───── Given information ─────

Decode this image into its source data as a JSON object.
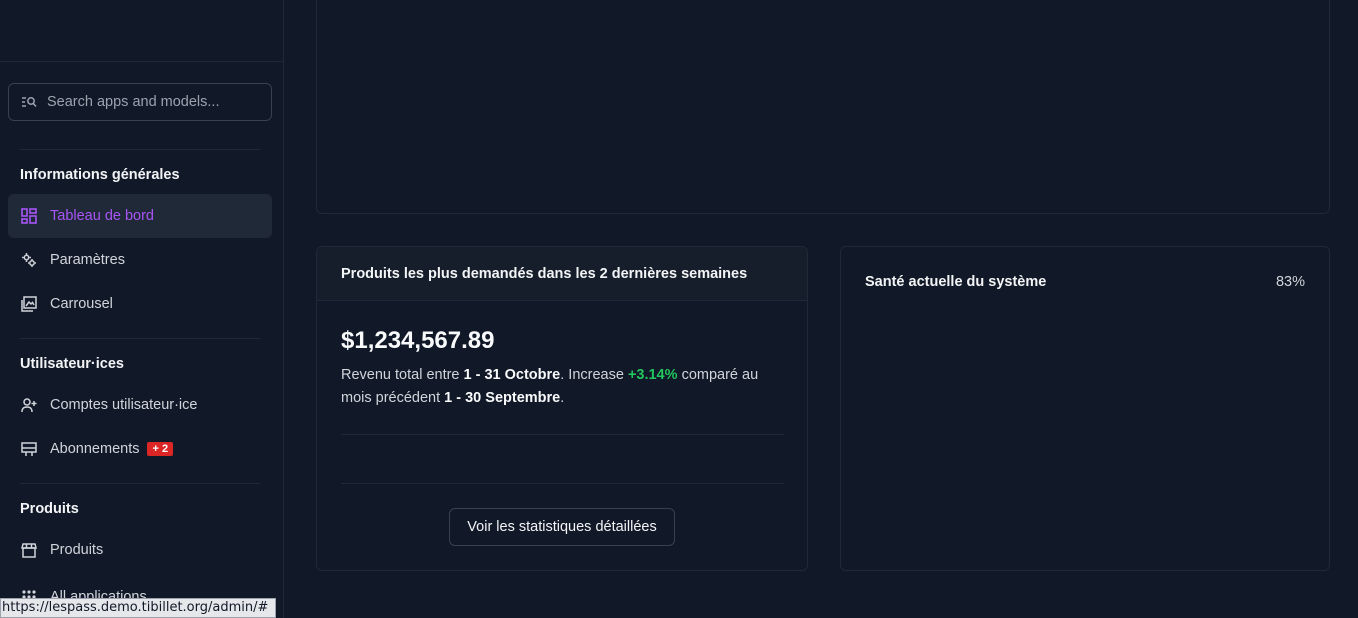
{
  "sidebar": {
    "search_placeholder": "Search apps and models...",
    "sections": [
      {
        "title": "Informations générales"
      },
      {
        "title": "Utilisateur·ices"
      },
      {
        "title": "Produits"
      }
    ],
    "items": [
      {
        "label": "Tableau de bord",
        "icon": "dashboard-icon"
      },
      {
        "label": "Paramètres",
        "icon": "settings-icon"
      },
      {
        "label": "Carrousel",
        "icon": "gallery-icon"
      },
      {
        "label": "Comptes utilisateur·ice",
        "icon": "add-user-icon"
      },
      {
        "label": "Abonnements",
        "icon": "card-icon",
        "badge": "+ 2"
      },
      {
        "label": "Produits",
        "icon": "store-icon"
      },
      {
        "label": "All applications",
        "icon": "apps-icon"
      }
    ]
  },
  "main": {
    "products_card": {
      "title": "Produits les plus demandés dans les 2 dernières semaines",
      "amount": "$1,234,567.89",
      "desc_prefix": "Revenu total entre",
      "period_current": "1 - 31 Octobre",
      "increase_text": ". Increase",
      "increase_value": "+3.14%",
      "compare_text": "comparé au mois précédent",
      "period_previous": "1 - 30 Septembre",
      "button_label": "Voir les statistiques détaillées"
    },
    "health_card": {
      "label": "Santé actuelle du système",
      "value": "83%"
    }
  },
  "statusbar": {
    "url": "https://lespass.demo.tibillet.org/admin/#"
  },
  "colors": {
    "accent": "#a855f7",
    "positive": "#22c55e",
    "badge": "#dc2626",
    "background": "#111827"
  }
}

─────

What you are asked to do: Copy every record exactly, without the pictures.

Reply:
Decode this image into its source data as a JSON object.
{
  "sidebar": {
    "search_placeholder": "Search apps and models...",
    "sections": [
      {
        "title": "Informations générales"
      },
      {
        "title": "Utilisateur·ices"
      },
      {
        "title": "Produits"
      }
    ],
    "items": [
      {
        "label": "Tableau de bord",
        "icon": "dashboard-icon"
      },
      {
        "label": "Paramètres",
        "icon": "settings-icon"
      },
      {
        "label": "Carrousel",
        "icon": "gallery-icon"
      },
      {
        "label": "Comptes utilisateur·ice",
        "icon": "add-user-icon"
      },
      {
        "label": "Abonnements",
        "icon": "card-icon",
        "badge": "+ 2"
      },
      {
        "label": "Produits",
        "icon": "store-icon"
      },
      {
        "label": "All applications",
        "icon": "apps-icon"
      }
    ]
  },
  "main": {
    "products_card": {
      "title": "Produits les plus demandés dans les 2 dernières semaines",
      "amount": "$1,234,567.89",
      "desc_prefix": "Revenu total entre",
      "period_current": "1 - 31 Octobre",
      "increase_text": ". Increase",
      "increase_value": "+3.14%",
      "compare_text": "comparé au mois précédent",
      "period_previous": "1 - 30 Septembre",
      "button_label": "Voir les statistiques détaillées"
    },
    "health_card": {
      "label": "Santé actuelle du système",
      "value": "83%"
    }
  },
  "statusbar": {
    "url": "https://lespass.demo.tibillet.org/admin/#"
  },
  "colors": {
    "accent": "#a855f7",
    "positive": "#22c55e",
    "badge": "#dc2626",
    "background": "#111827"
  }
}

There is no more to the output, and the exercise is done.